There is always a “meeting after the meeting” in a big sale. Hardly ever is the real decision made at the table while you are sitting there. The way it goes is someone in the room from the prospect’s side will say, “Thank you very much. We appreciate all of your time and information. I think this has been good. We’ll need to discuss this on our own and then get back to you.” You press for a faster answer. They defer to a need to confer. You settle for a time to follow-up and then you leave.
While you are waiting, (days, weeks….), the meeting after the meeting is happening. This is where the real decision is being made and the real opinions are being offered. The influencers are making their arguments and the jockeying is going on.

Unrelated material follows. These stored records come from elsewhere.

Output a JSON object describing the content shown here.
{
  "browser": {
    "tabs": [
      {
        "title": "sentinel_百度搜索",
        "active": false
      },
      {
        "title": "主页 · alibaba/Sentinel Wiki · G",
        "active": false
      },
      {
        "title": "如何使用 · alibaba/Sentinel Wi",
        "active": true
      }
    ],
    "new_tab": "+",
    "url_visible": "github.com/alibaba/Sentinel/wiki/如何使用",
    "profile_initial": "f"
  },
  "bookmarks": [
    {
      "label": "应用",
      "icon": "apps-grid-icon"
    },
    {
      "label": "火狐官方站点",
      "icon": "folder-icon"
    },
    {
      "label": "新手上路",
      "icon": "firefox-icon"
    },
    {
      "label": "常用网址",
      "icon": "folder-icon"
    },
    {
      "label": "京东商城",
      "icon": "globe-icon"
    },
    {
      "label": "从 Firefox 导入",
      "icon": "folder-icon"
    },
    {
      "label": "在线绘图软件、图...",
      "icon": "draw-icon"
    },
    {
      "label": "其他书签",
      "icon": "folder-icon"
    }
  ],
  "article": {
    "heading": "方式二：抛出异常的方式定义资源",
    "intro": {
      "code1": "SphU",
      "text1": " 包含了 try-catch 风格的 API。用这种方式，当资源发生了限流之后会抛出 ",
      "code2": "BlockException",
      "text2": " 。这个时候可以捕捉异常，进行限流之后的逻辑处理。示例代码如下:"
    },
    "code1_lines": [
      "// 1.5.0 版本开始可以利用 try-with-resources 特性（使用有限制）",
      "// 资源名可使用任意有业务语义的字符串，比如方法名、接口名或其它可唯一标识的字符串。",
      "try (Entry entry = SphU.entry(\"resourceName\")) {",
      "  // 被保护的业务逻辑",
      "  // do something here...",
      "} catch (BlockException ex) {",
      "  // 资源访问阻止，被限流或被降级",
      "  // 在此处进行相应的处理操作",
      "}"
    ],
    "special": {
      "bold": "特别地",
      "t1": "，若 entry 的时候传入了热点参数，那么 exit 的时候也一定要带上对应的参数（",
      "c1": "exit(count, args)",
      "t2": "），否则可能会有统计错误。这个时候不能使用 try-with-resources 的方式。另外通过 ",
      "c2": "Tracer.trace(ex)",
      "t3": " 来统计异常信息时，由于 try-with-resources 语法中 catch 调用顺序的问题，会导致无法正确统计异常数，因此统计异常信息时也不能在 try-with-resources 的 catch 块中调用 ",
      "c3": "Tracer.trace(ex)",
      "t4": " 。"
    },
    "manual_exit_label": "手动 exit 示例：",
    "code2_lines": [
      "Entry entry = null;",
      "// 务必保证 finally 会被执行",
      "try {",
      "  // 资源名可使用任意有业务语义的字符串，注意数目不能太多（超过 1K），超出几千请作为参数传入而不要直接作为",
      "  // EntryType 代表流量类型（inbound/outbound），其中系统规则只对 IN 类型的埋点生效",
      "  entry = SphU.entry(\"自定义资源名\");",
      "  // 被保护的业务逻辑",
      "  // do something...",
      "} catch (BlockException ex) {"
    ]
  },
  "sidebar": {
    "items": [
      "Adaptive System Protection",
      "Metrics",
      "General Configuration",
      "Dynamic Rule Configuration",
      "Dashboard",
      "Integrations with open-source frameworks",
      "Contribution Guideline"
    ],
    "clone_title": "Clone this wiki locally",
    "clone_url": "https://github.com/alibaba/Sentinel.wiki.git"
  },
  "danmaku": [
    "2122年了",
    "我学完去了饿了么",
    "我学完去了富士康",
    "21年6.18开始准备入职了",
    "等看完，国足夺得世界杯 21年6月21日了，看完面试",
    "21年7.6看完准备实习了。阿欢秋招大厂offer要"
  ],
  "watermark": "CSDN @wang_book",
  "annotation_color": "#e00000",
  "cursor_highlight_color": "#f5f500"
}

Most of the influencers have made their final preference choice at this point. Each of the people will have their best choice and then an also ran that is a safe choice. Even if they are a huge advocate for a single company, they will not want to appear biased, so they select a second company and then play the comparative game. The comparative game sounds like this;
“If we want the best fit for the money, well then we should go with ACME, but if this is just a price choice, then I guess we could go with Alpha…”
By presenting their choices in a comparative fashion, they hedge their bets, they’re politically smart, but still advocate. The insight here is that everyone will present their opinion as a two-horse race, not more- but the influencers may have different horses on their list based upon their preference.
What to do?
1) Be on everyone’s list – If there are 6 people involved from the prospect’s side in making the decision, and you know everyone will have 2 companies selected for their preferences, then you want to be on everyone’s list regardless if you are first or second position. Remember, if you are on everyone’s finalist list, you are the safest decision politically for everyone to make even if you are not everyone’s preference.
2) Set up the decision-matrix – The best way to get on everyone’s list is to set the criteria for the “either this or that” comparison in your presentation. You need to analyze which of the possible decision elements will be the final decision criteria. Then you present what you think those two choices should be for your prospect. Lawyers on TV set up the “vote for this, vote for that” decision in their closing arguments. The same is true for you. Make your presentation closing arguments with a statement that “selecting us as your provider/supplier/contractor is making a choice for….” And state what is your strongest 1-3 finalist criteria.
3) Give your talking points to your advocate– Your advocate will need the expanded talking points around the finalist criteria to reiterate to the key members of the buying group. Make certain that you present these to him or her in an either/or fashion. Remember, getting to the list of final 3-5 contenders is what gets you to the presentation, however, the decision will be made after the presentations between 2 choices for each decider. You need to force that binary choice in your favor.
4) Plan for all of this up front – Being knowledgeable about your industry and its players, you should be able to establish the either/or criteria between you and your competitors up front. One of the mistakes I see is the competitive analysis of your company versus the other 4-5 most likely competitors as if you were being compared in the very final decision, you versus all others. You are not. If you are going to win, the comparison will be between you and one other, head to head. The others will have been eliminated in the presentation round- you are now in the decision round and that is head-to-head. This means you need to establish a head-to-head analysis of your company versus each of the others one by one so that you will know how to handle the presentation of your closing arguments.
My experience is that if you control what the meaningful decision-criteria are for selection, then you can control the outcome. One of my clients is a contractor. Contractors can have a tough time of it because they pull from the same labor force, same material suppliers, same management talent. It is easy for a buyer to see them as a commodity, insure their risk through making all of the participants be bonded and then choose on lowest price. What they did was to present the either/or of “Price vs. On-time with Zero Punchlist.” They conceded price, but they were able to force the choice into an either/or, not a “you can have both.” They correctly predicted that in the two-horse race of the finalists, the fear of not being on time or having snafus would outweigh the price.